[Task description]: The result should be an exact copy of the entries that follow, with no pictures included.

[Supplied material]:
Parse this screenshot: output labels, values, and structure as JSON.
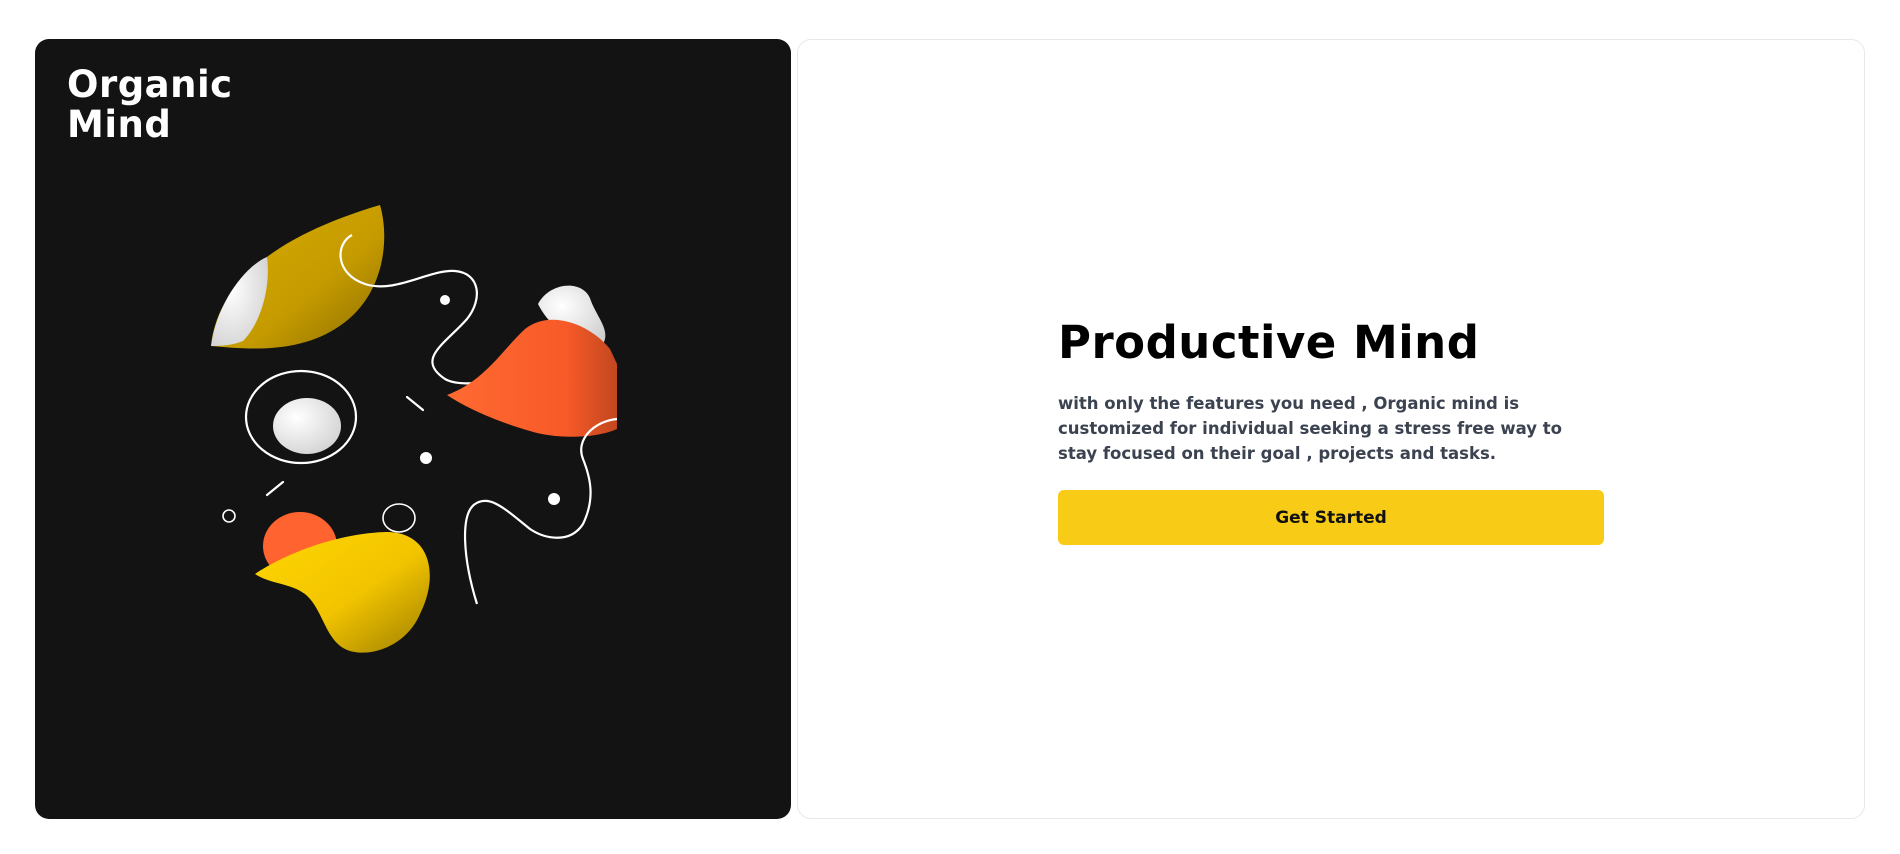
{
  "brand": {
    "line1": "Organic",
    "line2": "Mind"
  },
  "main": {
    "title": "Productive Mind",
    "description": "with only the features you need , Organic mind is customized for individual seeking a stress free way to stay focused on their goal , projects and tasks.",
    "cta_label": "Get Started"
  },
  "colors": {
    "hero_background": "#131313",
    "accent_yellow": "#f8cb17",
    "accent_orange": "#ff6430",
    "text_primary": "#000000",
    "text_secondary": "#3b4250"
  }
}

[Exercise solution]:
Parse this screenshot: output labels, values, and structure as JSON.
{
  "brand": {
    "line1": "Organic",
    "line2": "Mind"
  },
  "main": {
    "title": "Productive Mind",
    "description": "with only the features you need , Organic mind is customized for individual seeking a stress free way to stay focused on their goal , projects and tasks.",
    "cta_label": "Get Started"
  },
  "colors": {
    "hero_background": "#131313",
    "accent_yellow": "#f8cb17",
    "accent_orange": "#ff6430",
    "text_primary": "#000000",
    "text_secondary": "#3b4250"
  }
}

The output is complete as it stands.